== Brief ==
Return the listing verbatim, images left out.

== Dataset ==
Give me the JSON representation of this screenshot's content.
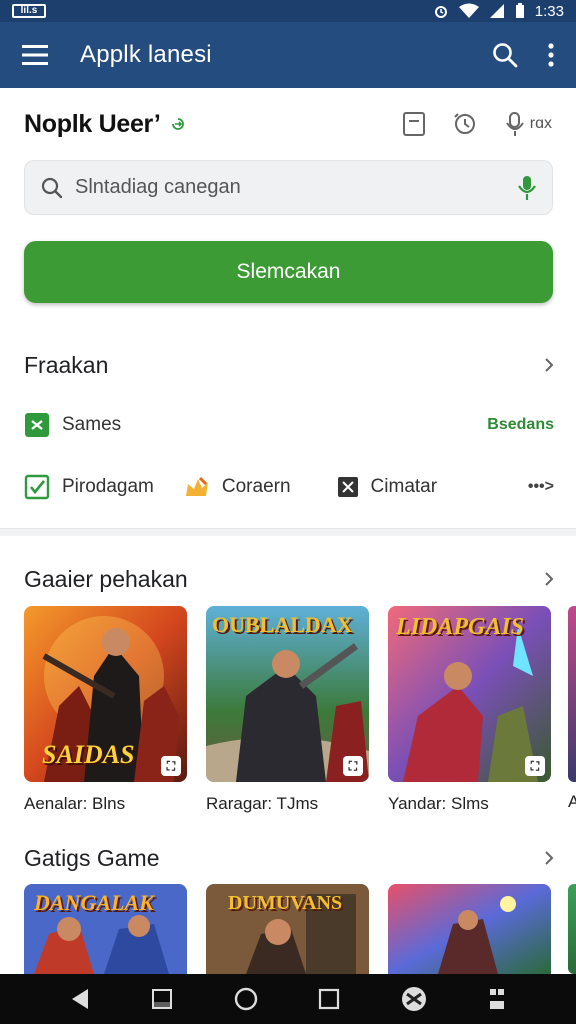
{
  "status_bar": {
    "battery_label": "lil.s",
    "time": "1:33"
  },
  "app_bar": {
    "title": "Applk lanesi"
  },
  "account": {
    "name": "Noplk Ueer’",
    "action_label": "rɑx"
  },
  "search": {
    "placeholder": "Slntadiag canegan"
  },
  "primary_button": {
    "label": "Slemcakan"
  },
  "categories": {
    "title": "Fraakan",
    "sames": {
      "label": "Sames",
      "action": "Bsedans"
    },
    "items": [
      {
        "label": "Pirodagam"
      },
      {
        "label": "Coraern"
      },
      {
        "label": "Cimatar"
      }
    ],
    "more": "•••>"
  },
  "section1": {
    "title": "Gaaier pehakan",
    "cards": [
      {
        "art_title": "SAIDAS",
        "label": "Aenalar: Blns"
      },
      {
        "art_title": "OUBLALDAX",
        "label": "Raragar: TJms"
      },
      {
        "art_title": "LIDAPGAIS",
        "label": "Yandar: Slms"
      }
    ],
    "peek_label": "A"
  },
  "section2": {
    "title": "Gatigs Game",
    "cards": [
      {
        "art_title": "DANGALAK"
      },
      {
        "art_title": "DUMUVANS"
      },
      {
        "art_title": ""
      }
    ]
  },
  "colors": {
    "appbar": "#244c7e",
    "statusbar": "#1d3f6e",
    "accent": "#3d9b35",
    "nav": "#0b0b0b"
  },
  "icons": [
    "menu-icon",
    "search-icon",
    "more-vert-icon",
    "mic-icon",
    "chevron-right-icon",
    "back-icon",
    "home-icon",
    "recents-icon"
  ]
}
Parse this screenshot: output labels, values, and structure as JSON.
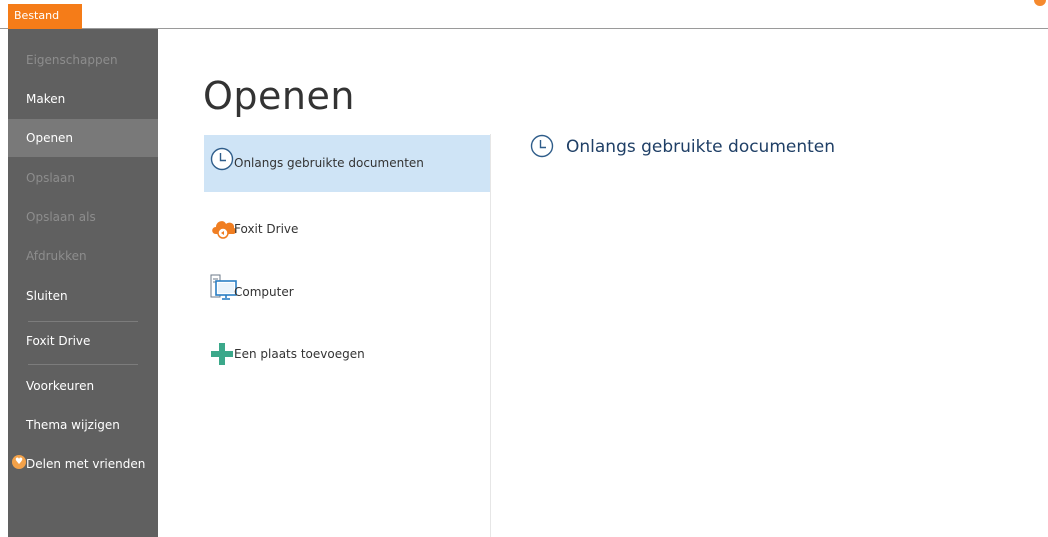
{
  "ribbon": {
    "file_tab_label": "Bestand"
  },
  "nav": {
    "items": [
      {
        "label": "Eigenschappen",
        "state": "disabled"
      },
      {
        "label": "Maken",
        "state": "normal"
      },
      {
        "label": "Openen",
        "state": "active"
      },
      {
        "label": "Opslaan",
        "state": "disabled"
      },
      {
        "label": "Opslaan als",
        "state": "disabled"
      },
      {
        "label": "Afdrukken",
        "state": "disabled"
      },
      {
        "label": "Sluiten",
        "state": "normal"
      },
      {
        "label": "Foxit Drive",
        "state": "normal"
      },
      {
        "label": "Voorkeuren",
        "state": "normal"
      },
      {
        "label": "Thema wijzigen",
        "state": "normal"
      },
      {
        "label": "Delen met vrienden",
        "state": "normal",
        "icon": "heart-icon"
      }
    ]
  },
  "main": {
    "title": "Openen",
    "places": [
      {
        "label": "Onlangs gebruikte documenten",
        "icon": "clock-icon",
        "selected": true
      },
      {
        "label": "Foxit Drive",
        "icon": "cloud-icon",
        "selected": false
      },
      {
        "label": "Computer",
        "icon": "computer-icon",
        "selected": false
      },
      {
        "label": "Een plaats toevoegen",
        "icon": "plus-icon",
        "selected": false
      }
    ],
    "section_title": "Onlangs gebruikte documenten"
  },
  "colors": {
    "accent": "#f57c18",
    "nav_bg": "#606060",
    "nav_active": "#797979",
    "selection": "#cfe4f6",
    "section_title": "#1f3f66"
  }
}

== Response to this exercise ==
Give me the JSON representation of this screenshot's content.
{
  "status_bar": {
    "battery_label": "lil.s",
    "time": "1:33"
  },
  "app_bar": {
    "title": "Applk lanesi"
  },
  "account": {
    "name": "Noplk Ueer’",
    "action_label": "rɑx"
  },
  "search": {
    "placeholder": "Slntadiag canegan"
  },
  "primary_button": {
    "label": "Slemcakan"
  },
  "categories": {
    "title": "Fraakan",
    "sames": {
      "label": "Sames",
      "action": "Bsedans"
    },
    "items": [
      {
        "label": "Pirodagam"
      },
      {
        "label": "Coraern"
      },
      {
        "label": "Cimatar"
      }
    ],
    "more": "•••>"
  },
  "section1": {
    "title": "Gaaier pehakan",
    "cards": [
      {
        "art_title": "SAIDAS",
        "label": "Aenalar: Blns"
      },
      {
        "art_title": "OUBLALDAX",
        "label": "Raragar: TJms"
      },
      {
        "art_title": "LIDAPGAIS",
        "label": "Yandar: Slms"
      }
    ],
    "peek_label": "A"
  },
  "section2": {
    "title": "Gatigs Game",
    "cards": [
      {
        "art_title": "DANGALAK"
      },
      {
        "art_title": "DUMUVANS"
      },
      {
        "art_title": ""
      }
    ]
  },
  "colors": {
    "appbar": "#244c7e",
    "statusbar": "#1d3f6e",
    "accent": "#3d9b35",
    "nav": "#0b0b0b"
  },
  "icons": [
    "menu-icon",
    "search-icon",
    "more-vert-icon",
    "mic-icon",
    "chevron-right-icon",
    "back-icon",
    "home-icon",
    "recents-icon"
  ]
}
Parse this screenshot: output labels, values, and structure as JSON.
{
  "ribbon": {
    "file_tab_label": "Bestand"
  },
  "nav": {
    "items": [
      {
        "label": "Eigenschappen",
        "state": "disabled"
      },
      {
        "label": "Maken",
        "state": "normal"
      },
      {
        "label": "Openen",
        "state": "active"
      },
      {
        "label": "Opslaan",
        "state": "disabled"
      },
      {
        "label": "Opslaan als",
        "state": "disabled"
      },
      {
        "label": "Afdrukken",
        "state": "disabled"
      },
      {
        "label": "Sluiten",
        "state": "normal"
      },
      {
        "label": "Foxit Drive",
        "state": "normal"
      },
      {
        "label": "Voorkeuren",
        "state": "normal"
      },
      {
        "label": "Thema wijzigen",
        "state": "normal"
      },
      {
        "label": "Delen met vrienden",
        "state": "normal",
        "icon": "heart-icon"
      }
    ]
  },
  "main": {
    "title": "Openen",
    "places": [
      {
        "label": "Onlangs gebruikte documenten",
        "icon": "clock-icon",
        "selected": true
      },
      {
        "label": "Foxit Drive",
        "icon": "cloud-icon",
        "selected": false
      },
      {
        "label": "Computer",
        "icon": "computer-icon",
        "selected": false
      },
      {
        "label": "Een plaats toevoegen",
        "icon": "plus-icon",
        "selected": false
      }
    ],
    "section_title": "Onlangs gebruikte documenten"
  },
  "colors": {
    "accent": "#f57c18",
    "nav_bg": "#606060",
    "nav_active": "#797979",
    "selection": "#cfe4f6",
    "section_title": "#1f3f66"
  }
}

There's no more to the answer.